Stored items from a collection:
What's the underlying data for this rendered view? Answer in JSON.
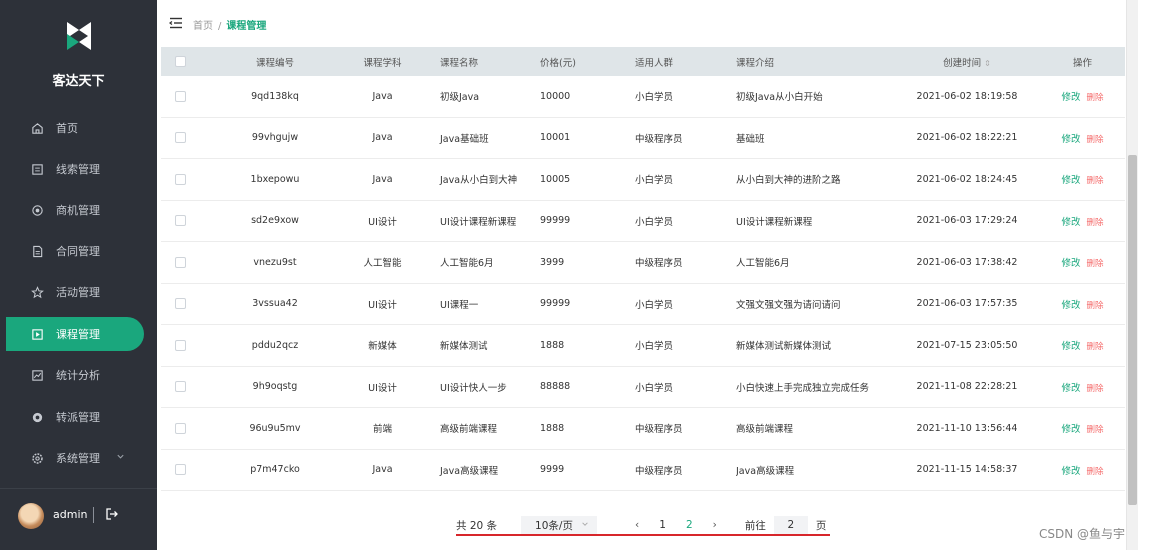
{
  "app": {
    "name": "客达天下"
  },
  "sidebar": {
    "items": [
      {
        "label": "首页",
        "icon": "home-icon"
      },
      {
        "label": "线索管理",
        "icon": "clue-icon"
      },
      {
        "label": "商机管理",
        "icon": "target-icon"
      },
      {
        "label": "合同管理",
        "icon": "contract-icon"
      },
      {
        "label": "活动管理",
        "icon": "activity-icon"
      },
      {
        "label": "课程管理",
        "icon": "course-icon",
        "active": true
      },
      {
        "label": "统计分析",
        "icon": "chart-icon"
      },
      {
        "label": "转派管理",
        "icon": "transfer-icon"
      },
      {
        "label": "系统管理",
        "icon": "system-gear-icon"
      }
    ],
    "user": "admin"
  },
  "breadcrumb": {
    "home": "首页",
    "sep": "/",
    "current": "课程管理"
  },
  "table": {
    "headers": [
      "课程编号",
      "课程学科",
      "课程名称",
      "价格(元)",
      "适用人群",
      "课程介绍",
      "创建时间",
      "操作"
    ],
    "sort_icon": "⇕",
    "edit_label": "修改",
    "delete_label": "删除",
    "rows": [
      [
        "9qd138kq",
        "Java",
        "初级Java",
        "10000",
        "小白学员",
        "初级Java从小白开始",
        "2021-06-02 18:19:58"
      ],
      [
        "99vhgujw",
        "Java",
        "Java基础班",
        "10001",
        "中级程序员",
        "基础班",
        "2021-06-02 18:22:21"
      ],
      [
        "1bxepowu",
        "Java",
        "Java从小白到大神",
        "10005",
        "小白学员",
        "从小白到大神的进阶之路",
        "2021-06-02 18:24:45"
      ],
      [
        "sd2e9xow",
        "UI设计",
        "UI设计课程新课程",
        "99999",
        "小白学员",
        "UI设计课程新课程",
        "2021-06-03 17:29:24"
      ],
      [
        "vnezu9st",
        "人工智能",
        "人工智能6月",
        "3999",
        "中级程序员",
        "人工智能6月",
        "2021-06-03 17:38:42"
      ],
      [
        "3vssua42",
        "UI设计",
        "UI课程一",
        "99999",
        "小白学员",
        "文强文强文强为请问请问",
        "2021-06-03 17:57:35"
      ],
      [
        "pddu2qcz",
        "新媒体",
        "新媒体测试",
        "1888",
        "小白学员",
        "新媒体测试新媒体测试",
        "2021-07-15 23:05:50"
      ],
      [
        "9h9oqstg",
        "UI设计",
        "UI设计快人一步",
        "88888",
        "小白学员",
        "小白快速上手完成独立完成任务",
        "2021-11-08 22:28:21"
      ],
      [
        "96u9u5mv",
        "前端",
        "高级前端课程",
        "1888",
        "中级程序员",
        "高级前端课程",
        "2021-11-10 13:56:44"
      ],
      [
        "p7m47cko",
        "Java",
        "Java高级课程",
        "9999",
        "中级程序员",
        "Java高级课程",
        "2021-11-15 14:58:37"
      ]
    ]
  },
  "pager": {
    "total": "共 20 条",
    "page_size": "10条/页",
    "prev": "‹",
    "pages": [
      "1",
      "2"
    ],
    "current_page": "2",
    "next": "›",
    "goto_label": "前往",
    "goto_value": "2",
    "page_unit": "页"
  },
  "watermark": "CSDN @鱼与宇",
  "colors": {
    "sidebar_bg": "#2d3139",
    "accent": "#1aa77d",
    "danger": "#f56c6c",
    "header_bg": "#dfe5e8"
  }
}
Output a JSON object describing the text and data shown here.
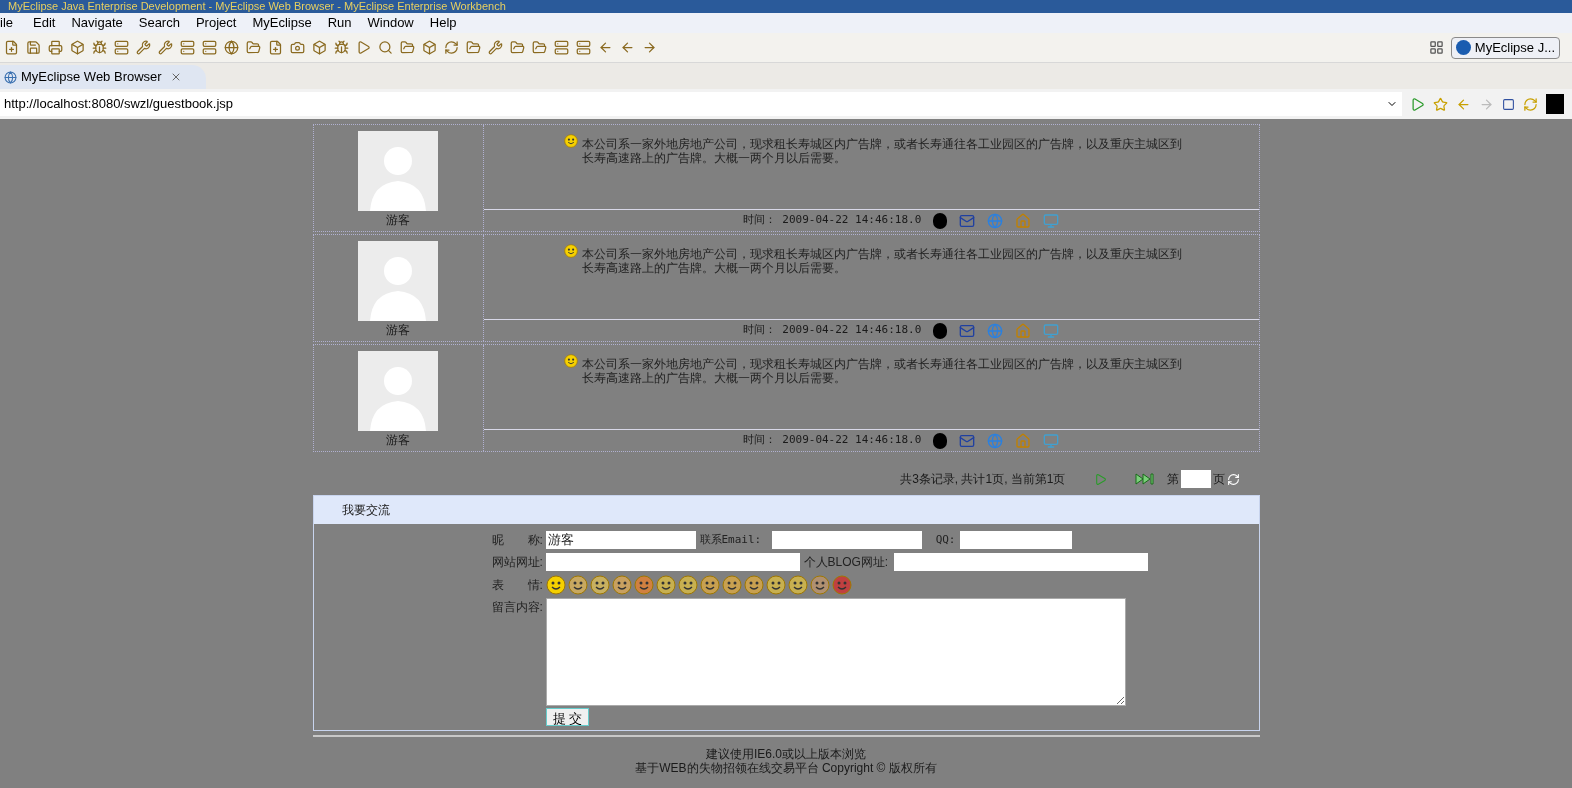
{
  "window": {
    "title": "MyEclipse Java Enterprise Development - MyEclipse Web Browser - MyEclipse Enterprise Workbench"
  },
  "menu": [
    "ile",
    "Edit",
    "Navigate",
    "Search",
    "Project",
    "MyEclipse",
    "Run",
    "Window",
    "Help"
  ],
  "perspective": {
    "label": "MyEclipse J..."
  },
  "editor_tab": {
    "label": "MyEclipse Web Browser"
  },
  "address": {
    "value": "http://localhost:8080/swzl/guestbook.jsp"
  },
  "posts": [
    {
      "author": "游客",
      "message": "本公司系一家外地房地产公司，现求租长寿城区内广告牌，或者长寿通往各工业园区的广告牌，以及重庆主城区到长寿高速路上的广告牌。大概一两个月以后需要。",
      "time": "时间： 2009-04-22 14:46:18.0"
    },
    {
      "author": "游客",
      "message": "本公司系一家外地房地产公司，现求租长寿城区内广告牌，或者长寿通往各工业园区的广告牌，以及重庆主城区到长寿高速路上的广告牌。大概一两个月以后需要。",
      "time": "时间： 2009-04-22 14:46:18.0"
    },
    {
      "author": "游客",
      "message": "本公司系一家外地房地产公司，现求租长寿城区内广告牌，或者长寿通往各工业园区的广告牌，以及重庆主城区到长寿高速路上的广告牌。大概一两个月以后需要。",
      "time": "时间： 2009-04-22 14:46:18.0"
    }
  ],
  "pagination": {
    "summary": "共3条记录, 共计1页, 当前第1页",
    "page_prefix": "第",
    "page_suffix": "页"
  },
  "form": {
    "title": "我要交流",
    "nickname": {
      "label": "昵　　称:",
      "value": "游客"
    },
    "email": {
      "label": "联系Email:"
    },
    "qq": {
      "label": "QQ:"
    },
    "website": {
      "label": "网站网址:"
    },
    "blog": {
      "label": "个人BLOG网址:"
    },
    "emotion": {
      "label": "表　　情:"
    },
    "content": {
      "label": "留言内容:"
    },
    "submit": "提 交"
  },
  "footer": [
    "建议使用IE6.0或以上版本浏览",
    "基于WEB的失物招领在线交易平台 Copyright © 版权所有"
  ]
}
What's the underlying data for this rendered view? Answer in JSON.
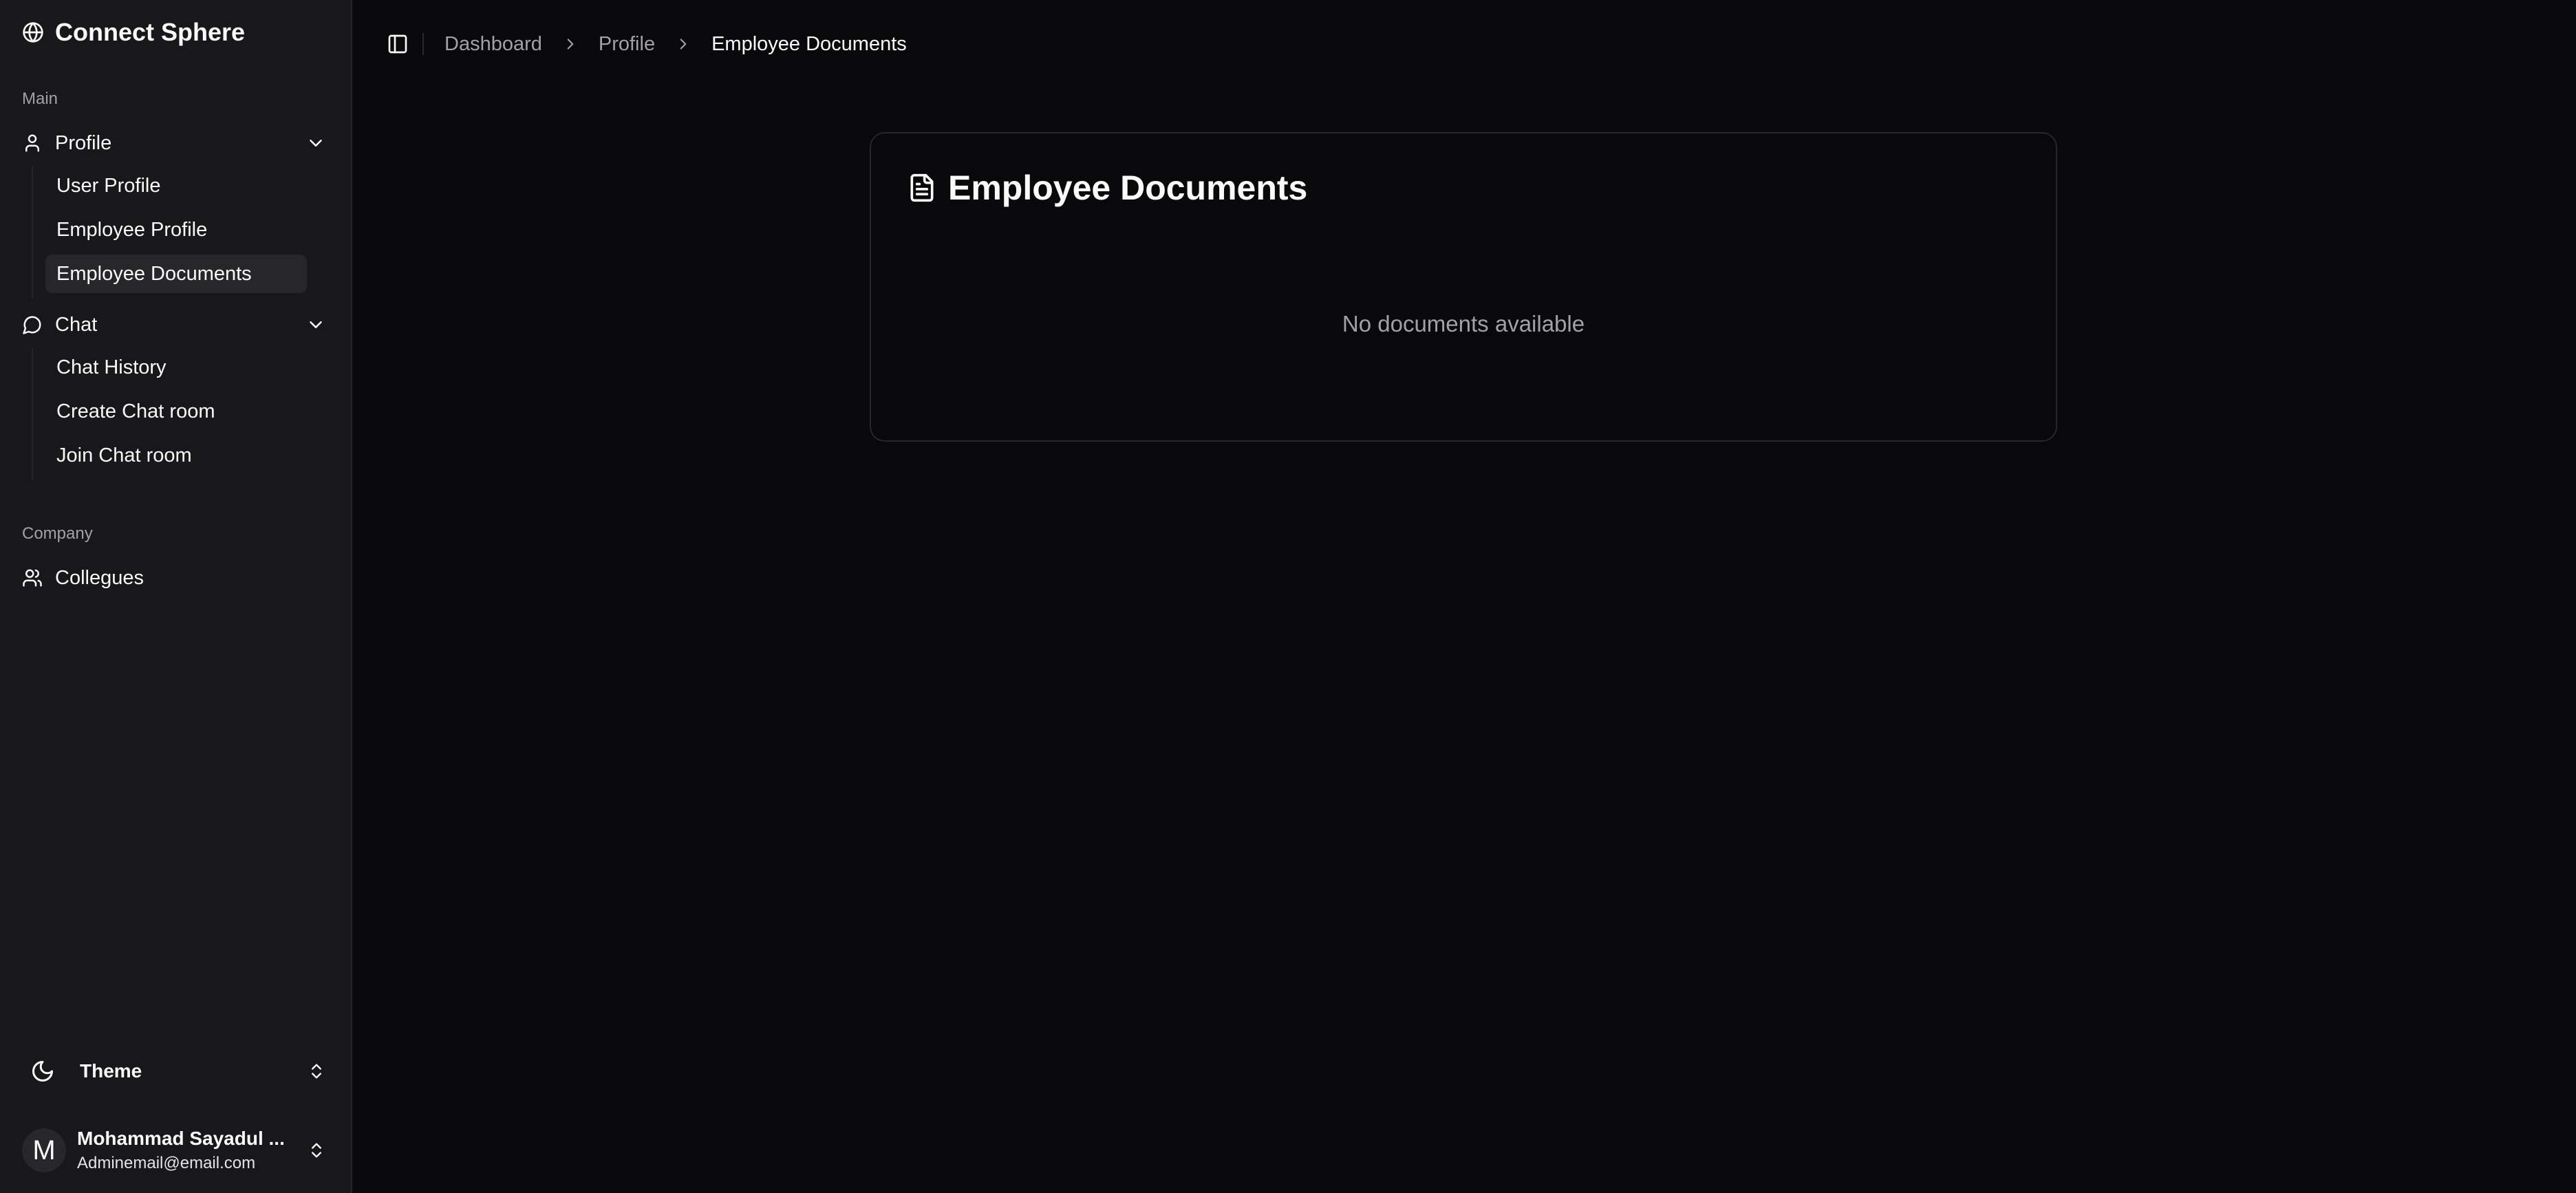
{
  "brand": {
    "name": "Connect Sphere",
    "icon": "globe-icon"
  },
  "sidebar": {
    "groups": [
      {
        "label": "Main",
        "items": [
          {
            "label": "Profile",
            "icon": "user-icon",
            "expanded": true,
            "children": [
              {
                "label": "User Profile",
                "active": false
              },
              {
                "label": "Employee Profile",
                "active": false
              },
              {
                "label": "Employee Documents",
                "active": true
              }
            ]
          },
          {
            "label": "Chat",
            "icon": "message-circle-icon",
            "expanded": true,
            "children": [
              {
                "label": "Chat History",
                "active": false
              },
              {
                "label": "Create Chat room",
                "active": false
              },
              {
                "label": "Join Chat room",
                "active": false
              }
            ]
          }
        ]
      },
      {
        "label": "Company",
        "items": [
          {
            "label": "Collegues",
            "icon": "users-icon"
          }
        ]
      }
    ],
    "footer": {
      "theme_label": "Theme",
      "theme_icon": "moon-icon",
      "user": {
        "initial": "M",
        "name": "Mohammad Sayadul ...",
        "email": "Adminemail@email.com"
      }
    }
  },
  "breadcrumb": {
    "items": [
      "Dashboard",
      "Profile",
      "Employee Documents"
    ]
  },
  "card": {
    "title": "Employee Documents",
    "icon": "file-text-icon",
    "empty_message": "No documents available"
  },
  "colors": {
    "background": "#09090b",
    "sidebar": "#18181b",
    "border": "#27272a",
    "muted_text": "#a1a1aa",
    "text": "#fafafa",
    "active_item": "#27272a"
  }
}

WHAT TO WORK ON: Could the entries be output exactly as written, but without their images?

RESPONSE FOR THIS EXERCISE:
What's the underlying data for this rendered view? Answer in JSON.
{
  "app": {
    "name": "客达天下"
  },
  "sidebar": {
    "items": [
      {
        "label": "首页",
        "icon": "home-icon"
      },
      {
        "label": "线索管理",
        "icon": "clue-icon"
      },
      {
        "label": "商机管理",
        "icon": "target-icon"
      },
      {
        "label": "合同管理",
        "icon": "contract-icon"
      },
      {
        "label": "活动管理",
        "icon": "activity-icon"
      },
      {
        "label": "课程管理",
        "icon": "course-icon",
        "active": true
      },
      {
        "label": "统计分析",
        "icon": "chart-icon"
      },
      {
        "label": "转派管理",
        "icon": "transfer-icon"
      },
      {
        "label": "系统管理",
        "icon": "system-gear-icon"
      }
    ],
    "user": "admin"
  },
  "breadcrumb": {
    "home": "首页",
    "sep": "/",
    "current": "课程管理"
  },
  "table": {
    "headers": [
      "课程编号",
      "课程学科",
      "课程名称",
      "价格(元)",
      "适用人群",
      "课程介绍",
      "创建时间",
      "操作"
    ],
    "sort_icon": "⇕",
    "edit_label": "修改",
    "delete_label": "删除",
    "rows": [
      [
        "9qd138kq",
        "Java",
        "初级Java",
        "10000",
        "小白学员",
        "初级Java从小白开始",
        "2021-06-02 18:19:58"
      ],
      [
        "99vhgujw",
        "Java",
        "Java基础班",
        "10001",
        "中级程序员",
        "基础班",
        "2021-06-02 18:22:21"
      ],
      [
        "1bxepowu",
        "Java",
        "Java从小白到大神",
        "10005",
        "小白学员",
        "从小白到大神的进阶之路",
        "2021-06-02 18:24:45"
      ],
      [
        "sd2e9xow",
        "UI设计",
        "UI设计课程新课程",
        "99999",
        "小白学员",
        "UI设计课程新课程",
        "2021-06-03 17:29:24"
      ],
      [
        "vnezu9st",
        "人工智能",
        "人工智能6月",
        "3999",
        "中级程序员",
        "人工智能6月",
        "2021-06-03 17:38:42"
      ],
      [
        "3vssua42",
        "UI设计",
        "UI课程一",
        "99999",
        "小白学员",
        "文强文强文强为请问请问",
        "2021-06-03 17:57:35"
      ],
      [
        "pddu2qcz",
        "新媒体",
        "新媒体测试",
        "1888",
        "小白学员",
        "新媒体测试新媒体测试",
        "2021-07-15 23:05:50"
      ],
      [
        "9h9oqstg",
        "UI设计",
        "UI设计快人一步",
        "88888",
        "小白学员",
        "小白快速上手完成独立完成任务",
        "2021-11-08 22:28:21"
      ],
      [
        "96u9u5mv",
        "前端",
        "高级前端课程",
        "1888",
        "中级程序员",
        "高级前端课程",
        "2021-11-10 13:56:44"
      ],
      [
        "p7m47cko",
        "Java",
        "Java高级课程",
        "9999",
        "中级程序员",
        "Java高级课程",
        "2021-11-15 14:58:37"
      ]
    ]
  },
  "pager": {
    "total": "共 20 条",
    "page_size": "10条/页",
    "prev": "‹",
    "pages": [
      "1",
      "2"
    ],
    "current_page": "2",
    "next": "›",
    "goto_label": "前往",
    "goto_value": "2",
    "page_unit": "页"
  },
  "watermark": "CSDN @鱼与宇",
  "colors": {
    "sidebar_bg": "#2d3139",
    "accent": "#1aa77d",
    "danger": "#f56c6c",
    "header_bg": "#dfe5e8"
  }
}
Output a JSON object describing the text and data shown here.
{
  "window": {
    "title": "MyEclipse Java Enterprise Development - MyEclipse Web Browser - MyEclipse Enterprise Workbench"
  },
  "menu": [
    "ile",
    "Edit",
    "Navigate",
    "Search",
    "Project",
    "MyEclipse",
    "Run",
    "Window",
    "Help"
  ],
  "perspective": {
    "label": "MyEclipse J..."
  },
  "editor_tab": {
    "label": "MyEclipse Web Browser"
  },
  "address": {
    "value": "http://localhost:8080/swzl/guestbook.jsp"
  },
  "posts": [
    {
      "author": "游客",
      "message": "本公司系一家外地房地产公司，现求租长寿城区内广告牌，或者长寿通往各工业园区的广告牌，以及重庆主城区到长寿高速路上的广告牌。大概一两个月以后需要。",
      "time": "时间： 2009-04-22 14:46:18.0"
    },
    {
      "author": "游客",
      "message": "本公司系一家外地房地产公司，现求租长寿城区内广告牌，或者长寿通往各工业园区的广告牌，以及重庆主城区到长寿高速路上的广告牌。大概一两个月以后需要。",
      "time": "时间： 2009-04-22 14:46:18.0"
    },
    {
      "author": "游客",
      "message": "本公司系一家外地房地产公司，现求租长寿城区内广告牌，或者长寿通往各工业园区的广告牌，以及重庆主城区到长寿高速路上的广告牌。大概一两个月以后需要。",
      "time": "时间： 2009-04-22 14:46:18.0"
    }
  ],
  "pagination": {
    "summary": "共3条记录, 共计1页, 当前第1页",
    "page_prefix": "第",
    "page_suffix": "页"
  },
  "form": {
    "title": "我要交流",
    "nickname": {
      "label": "昵　　称:",
      "value": "游客"
    },
    "email": {
      "label": "联系Email:"
    },
    "qq": {
      "label": "QQ:"
    },
    "website": {
      "label": "网站网址:"
    },
    "blog": {
      "label": "个人BLOG网址:"
    },
    "emotion": {
      "label": "表　　情:"
    },
    "content": {
      "label": "留言内容:"
    },
    "submit": "提 交"
  },
  "footer": [
    "建议使用IE6.0或以上版本浏览",
    "基于WEB的失物招领在线交易平台 Copyright © 版权所有"
  ]
}
What's the underlying data for this rendered view? Answer in JSON.
{
  "brand": {
    "name": "Connect Sphere",
    "icon": "globe-icon"
  },
  "sidebar": {
    "groups": [
      {
        "label": "Main",
        "items": [
          {
            "label": "Profile",
            "icon": "user-icon",
            "expanded": true,
            "children": [
              {
                "label": "User Profile",
                "active": false
              },
              {
                "label": "Employee Profile",
                "active": false
              },
              {
                "label": "Employee Documents",
                "active": true
              }
            ]
          },
          {
            "label": "Chat",
            "icon": "message-circle-icon",
            "expanded": true,
            "children": [
              {
                "label": "Chat History",
                "active": false
              },
              {
                "label": "Create Chat room",
                "active": false
              },
              {
                "label": "Join Chat room",
                "active": false
              }
            ]
          }
        ]
      },
      {
        "label": "Company",
        "items": [
          {
            "label": "Collegues",
            "icon": "users-icon"
          }
        ]
      }
    ],
    "footer": {
      "theme_label": "Theme",
      "theme_icon": "moon-icon",
      "user": {
        "initial": "M",
        "name": "Mohammad Sayadul ...",
        "email": "Adminemail@email.com"
      }
    }
  },
  "breadcrumb": {
    "items": [
      "Dashboard",
      "Profile",
      "Employee Documents"
    ]
  },
  "card": {
    "title": "Employee Documents",
    "icon": "file-text-icon",
    "empty_message": "No documents available"
  },
  "colors": {
    "background": "#09090b",
    "sidebar": "#18181b",
    "border": "#27272a",
    "muted_text": "#a1a1aa",
    "text": "#fafafa",
    "active_item": "#27272a"
  }
}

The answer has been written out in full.